When the Supreme Court upheld the constitutionality of the Affordable Care Act, I – like many Americans - breathed a huge sigh of relief. Finally, all of us should be able to get the basic health care and coverage we need. This is especially important for groups that have not had equal access to healthcare, including those who are transgender, low-income, and people of color.
Getting adequate health care is a struggle for too many of us, and transgender people face a host of additional challenges - from lack of access to basic coverage to lack of understanding among healthcare providers or even outright hostility and cruelty. Many people are unaware that most insurance plans have discriminatory exclusions that single out transgender people for denial of care. People call our helpline every week to tell us that they have been denied basic health coverage simply because they are transgender. Unfortunately our clients are not alone: the National Transgender Discrimination Survey conducted by the National Center for Transgender Equality and the National Gay and Lesbian Task Force found that one in five transgender people have been denied care due to bias.

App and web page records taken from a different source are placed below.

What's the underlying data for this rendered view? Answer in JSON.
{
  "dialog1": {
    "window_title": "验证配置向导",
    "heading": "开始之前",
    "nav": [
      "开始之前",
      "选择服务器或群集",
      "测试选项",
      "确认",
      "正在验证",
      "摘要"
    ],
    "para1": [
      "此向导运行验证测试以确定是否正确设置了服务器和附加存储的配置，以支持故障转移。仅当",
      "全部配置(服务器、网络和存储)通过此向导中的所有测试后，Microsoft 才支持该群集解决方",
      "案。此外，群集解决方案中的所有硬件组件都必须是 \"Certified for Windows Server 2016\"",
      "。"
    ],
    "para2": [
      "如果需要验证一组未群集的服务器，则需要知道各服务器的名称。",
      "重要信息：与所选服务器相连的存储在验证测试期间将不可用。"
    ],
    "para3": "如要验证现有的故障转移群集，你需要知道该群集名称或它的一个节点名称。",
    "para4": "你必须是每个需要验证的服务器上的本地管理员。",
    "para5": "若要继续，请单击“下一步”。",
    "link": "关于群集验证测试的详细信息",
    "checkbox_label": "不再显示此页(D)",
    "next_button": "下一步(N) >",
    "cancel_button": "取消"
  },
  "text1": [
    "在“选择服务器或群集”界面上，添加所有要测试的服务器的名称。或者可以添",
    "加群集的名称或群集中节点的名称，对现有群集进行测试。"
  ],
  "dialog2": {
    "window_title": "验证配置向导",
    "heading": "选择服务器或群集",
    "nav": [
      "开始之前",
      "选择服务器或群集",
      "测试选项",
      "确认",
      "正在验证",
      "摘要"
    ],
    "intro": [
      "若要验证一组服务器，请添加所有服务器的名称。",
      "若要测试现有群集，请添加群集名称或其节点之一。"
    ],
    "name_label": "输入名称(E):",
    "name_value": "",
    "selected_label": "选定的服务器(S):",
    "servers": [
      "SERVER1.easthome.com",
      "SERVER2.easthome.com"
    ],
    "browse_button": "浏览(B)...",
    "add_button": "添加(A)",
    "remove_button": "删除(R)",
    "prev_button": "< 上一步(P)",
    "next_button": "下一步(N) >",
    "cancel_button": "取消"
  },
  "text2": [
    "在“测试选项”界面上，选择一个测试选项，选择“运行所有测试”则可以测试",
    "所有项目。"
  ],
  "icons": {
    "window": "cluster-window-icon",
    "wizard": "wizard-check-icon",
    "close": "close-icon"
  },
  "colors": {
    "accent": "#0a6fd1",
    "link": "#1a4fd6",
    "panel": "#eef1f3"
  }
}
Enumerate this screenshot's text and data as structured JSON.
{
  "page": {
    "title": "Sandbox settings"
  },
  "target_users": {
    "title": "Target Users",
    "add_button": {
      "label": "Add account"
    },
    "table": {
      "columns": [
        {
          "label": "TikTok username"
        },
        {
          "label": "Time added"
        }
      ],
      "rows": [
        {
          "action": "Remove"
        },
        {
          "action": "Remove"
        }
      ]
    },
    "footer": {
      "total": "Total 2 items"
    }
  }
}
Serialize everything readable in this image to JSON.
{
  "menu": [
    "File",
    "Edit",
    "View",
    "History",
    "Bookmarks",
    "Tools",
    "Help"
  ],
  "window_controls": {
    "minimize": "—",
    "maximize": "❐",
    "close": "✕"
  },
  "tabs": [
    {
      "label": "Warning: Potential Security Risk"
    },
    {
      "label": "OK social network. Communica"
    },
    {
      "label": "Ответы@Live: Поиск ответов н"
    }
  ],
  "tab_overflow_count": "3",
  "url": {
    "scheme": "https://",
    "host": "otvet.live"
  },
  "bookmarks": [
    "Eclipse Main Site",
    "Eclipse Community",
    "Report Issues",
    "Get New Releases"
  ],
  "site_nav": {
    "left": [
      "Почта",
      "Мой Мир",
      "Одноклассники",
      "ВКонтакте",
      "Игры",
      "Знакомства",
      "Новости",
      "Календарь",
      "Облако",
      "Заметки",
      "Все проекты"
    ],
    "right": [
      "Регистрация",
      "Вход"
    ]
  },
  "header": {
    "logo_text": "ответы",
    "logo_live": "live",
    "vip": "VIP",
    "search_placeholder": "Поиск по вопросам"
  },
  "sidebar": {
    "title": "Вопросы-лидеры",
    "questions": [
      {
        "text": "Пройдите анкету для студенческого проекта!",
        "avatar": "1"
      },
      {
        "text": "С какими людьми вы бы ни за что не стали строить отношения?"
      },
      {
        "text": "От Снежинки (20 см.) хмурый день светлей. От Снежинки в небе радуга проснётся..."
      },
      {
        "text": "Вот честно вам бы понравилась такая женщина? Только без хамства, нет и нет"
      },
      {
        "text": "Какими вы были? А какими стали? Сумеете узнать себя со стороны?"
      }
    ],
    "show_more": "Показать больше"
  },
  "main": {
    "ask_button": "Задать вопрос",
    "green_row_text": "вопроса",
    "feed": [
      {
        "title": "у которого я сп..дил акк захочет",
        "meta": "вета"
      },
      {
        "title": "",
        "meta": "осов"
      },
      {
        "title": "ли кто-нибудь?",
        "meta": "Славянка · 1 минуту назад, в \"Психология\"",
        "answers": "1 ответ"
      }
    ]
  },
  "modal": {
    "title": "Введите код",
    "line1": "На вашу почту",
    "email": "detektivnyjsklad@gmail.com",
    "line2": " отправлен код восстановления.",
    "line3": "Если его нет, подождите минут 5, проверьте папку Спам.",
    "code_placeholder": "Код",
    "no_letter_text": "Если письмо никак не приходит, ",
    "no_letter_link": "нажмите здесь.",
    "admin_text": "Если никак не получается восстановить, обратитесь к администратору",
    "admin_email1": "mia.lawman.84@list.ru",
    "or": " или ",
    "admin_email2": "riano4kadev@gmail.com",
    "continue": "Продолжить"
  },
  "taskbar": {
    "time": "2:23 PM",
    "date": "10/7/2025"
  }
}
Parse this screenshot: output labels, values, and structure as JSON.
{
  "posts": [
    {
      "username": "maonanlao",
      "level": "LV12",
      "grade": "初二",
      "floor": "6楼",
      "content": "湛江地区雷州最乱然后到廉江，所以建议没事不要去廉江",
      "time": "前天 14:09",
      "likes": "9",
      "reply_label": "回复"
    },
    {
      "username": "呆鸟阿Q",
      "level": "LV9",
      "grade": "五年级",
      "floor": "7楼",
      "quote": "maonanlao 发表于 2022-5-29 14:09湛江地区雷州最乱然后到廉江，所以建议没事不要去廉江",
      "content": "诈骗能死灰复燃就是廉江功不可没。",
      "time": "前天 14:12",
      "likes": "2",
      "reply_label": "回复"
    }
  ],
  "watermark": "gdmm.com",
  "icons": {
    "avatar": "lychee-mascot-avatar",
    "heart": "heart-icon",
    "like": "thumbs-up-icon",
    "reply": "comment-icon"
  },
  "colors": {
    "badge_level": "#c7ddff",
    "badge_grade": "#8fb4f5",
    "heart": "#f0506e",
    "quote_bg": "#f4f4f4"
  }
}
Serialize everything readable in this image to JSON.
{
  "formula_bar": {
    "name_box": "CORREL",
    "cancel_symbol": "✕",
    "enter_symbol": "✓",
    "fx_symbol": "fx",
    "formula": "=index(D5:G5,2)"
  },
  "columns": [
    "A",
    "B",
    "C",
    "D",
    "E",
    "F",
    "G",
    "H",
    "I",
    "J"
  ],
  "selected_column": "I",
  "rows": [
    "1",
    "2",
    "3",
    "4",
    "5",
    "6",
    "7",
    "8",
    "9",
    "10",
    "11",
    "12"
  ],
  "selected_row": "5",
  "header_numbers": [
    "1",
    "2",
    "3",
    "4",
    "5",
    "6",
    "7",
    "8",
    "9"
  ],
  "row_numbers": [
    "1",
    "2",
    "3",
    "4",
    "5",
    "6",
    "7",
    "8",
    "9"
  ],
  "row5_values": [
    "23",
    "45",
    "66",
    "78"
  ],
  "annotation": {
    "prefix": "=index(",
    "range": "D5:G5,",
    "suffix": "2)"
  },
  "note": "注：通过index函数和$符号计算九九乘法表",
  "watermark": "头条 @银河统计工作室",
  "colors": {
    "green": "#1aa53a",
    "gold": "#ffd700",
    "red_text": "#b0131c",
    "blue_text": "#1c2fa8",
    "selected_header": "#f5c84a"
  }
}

We have heard from transgender small business owners who cannot get any insurers to cover them, men who have been denied bone density scans, women who have been denied routine blood tests, and others who have been denied coverage for basic doctor visits. We are incredibly grateful that Health and Human Services Secretary, Kathleen Sebelius, and the entire team in Washington who worked on Health Care Reform, were wise enough and compassionate enough to include language in the law that would prohibit health insurers from discriminating against people for being transgender or for having pre-existing conditions such as HIV, for which our community faces an increased risk.
While the ACA will expand coverage to millions of Americans, some of whom are already enjoying health care coverage under their parents' plans, there is much work to be done to ensure that the implementation of the law at the state level is developed thoughtfully. The ACA includes provisions that would cast a wider net of coverage by expanding Medicaid (for those earning less than $15,000) and creating State Insurance Exchanges for those earning between $15,000 and $43,000 per year.
Exchanges are subsidized marketplaces for insurance. While they are being implemented at the state level, we need to work together to ensure that there will be equal access to insurance coverage for transgender people, that the Exchange programs include outreach to transgender consumers, and that there is a method for data collection that includes sexual orientation and gender identity so that we can reduce health disparities.
Because each state will be determining what Essential Health benefits will be covered by its Exchange, and because many of the plans that will be in these exchanges currently have transgender exclusions, we must work to educate policy makers as to how these exclusions contradict the anti-discrimination language in the ACA.
Transgender people can't win full equality by ourselves. As we move forward in our quest for quality, affordable health care, we do so in solidarity with every person who deserves to be treated with fairness, dignity, and respect. No person should be denied health care because of their income level, the color of their skin, their physical ability, their pre-existing medical conditions, or their gender identity.
Masen Davis is executive director of the Transgender Law Center.